Utah becomes the 36th U.S. state to ratify the 21st Amendment to the United States Constitution, thus establishing the required 75% of states needed to overturn the 18th Amendment which had made the sale of alcohol illegal. But the criminal gangs that had gained power during Prohibition are now firmly established, and maintain an influence that continues unabated for decades.
1945—Flight 19 Vanishes without a Trace
During an overwater navigation training flight from Fort Lauderdale, five U.S. Navy TBM Avenger torpedo-bombers lose radio contact with their base and vanish. The disappearance takes place in what is popularly known as the Bermuda Triangle.
Featured Pulp
japanese themed aslan cover
cure bootleg by aslan
five aslan fontana sleeves
aslan trio for grand damier
ASLAN Harper Lee cover
ASLAN COVER FOr Dekobra
Four Aslan Covers for Parme

Reader Pulp
It's easy. We have an uploader that makes it a snap. Use it to submit your art, text, header, and subhead. Your post can be funny, serious, or anything in between, as long as it's vintage pulp. You'll get a byline and experience the fleeting pride of free authorship. We'll edit your post for typos, but the rest is up to you. Click here to give us your best shot.

Pulp Covers
Pulp art from around the web
https://noah-stewart.com/2018/07/23/a-brief-look-at-michael-gilbert/ trivialitas.square7.ch/au-mcbain/mcbain.htm
theringerfiles.blogspot.com/2018/11/death-for-sale-henry-kane.html lasestrellassonoscuras.blogspot.com/2017/08/la-dama-del-legado-de-larry-kent-acme.html
lasestrellassonoscuras.blogspot.com/2019/03/fuga-las-tinieblas-de-gil-brewer-malinca.html canadianfly-by-night.blogspot.com/2019/03/harlequin-artists-xl.html
Pulp Advertising
Things you'd love to buy but can't anymore
PulpInternational.com Vintage Ads
trueburlesque.blogspot.com
pre-code.com
schlockmania.com
carrefouretrange.tumblr.com
eiga.wikia.com
www.daarac.org
www.jmdb.ne.jp
theoakdrivein.blogspot.com
spyvibe.blogspot.com
zomboscloset.typepad.com
jailhouse41.tumblr.com
mrpeelsardineliqueur.blogspot.com
trash-fuckyou.tumblr.com
filmstarpostcards.blogspot.com
www.easternkicks.com
moscasdemantequilla.wordpress.com
filmnoirfoundation.tumblr.com
pour15minutesdamour.blogspot.com
www.pulpcurry.com
mundobocado.blogspot.com
greenleaf-classics-books.com
aligemker-books.blogspot.com
bullesdejapon.fr
bolsilibrosblog.blogspot.com
thelastdrivein.com
derangedlacrimes.com
www.shocktillyoudrop.com
www.thesmokinggun.com
www.deadline.com
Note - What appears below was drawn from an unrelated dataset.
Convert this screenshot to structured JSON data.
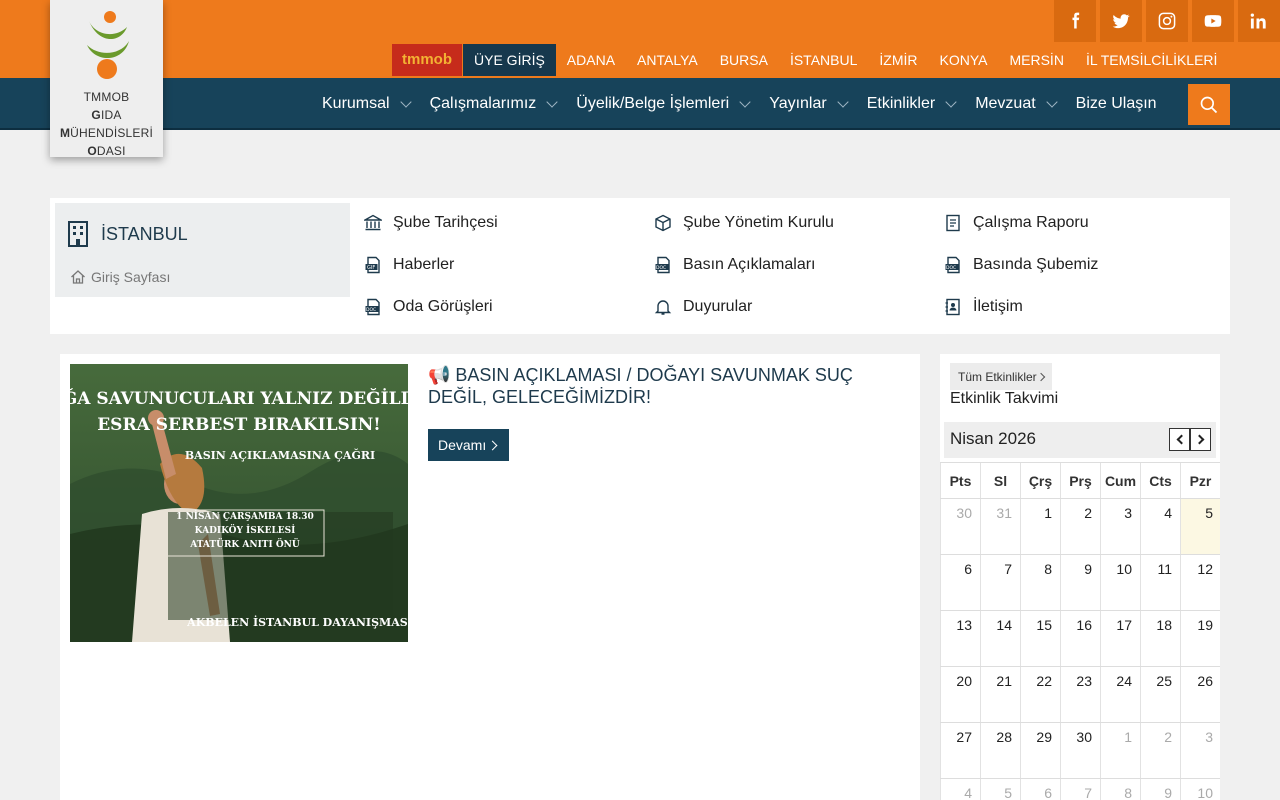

www.truecrimelibrary.co.uk
www.weirdasianews.com
salmongutter.blogspot.com
www.glamourgirlsofthesilverscreen.com
creepingirrelevance.tumblr.com
www.cinemaretro.com
menspulpmags.com
killercoversoftheweek.blogspot.com
About Email Legal RSS RSS Tabloid Femmes Fatales Hollywoodland Intl. Notebook Mondo Bizarro Musiquarium Politique Diabolique Sex Files Sportswire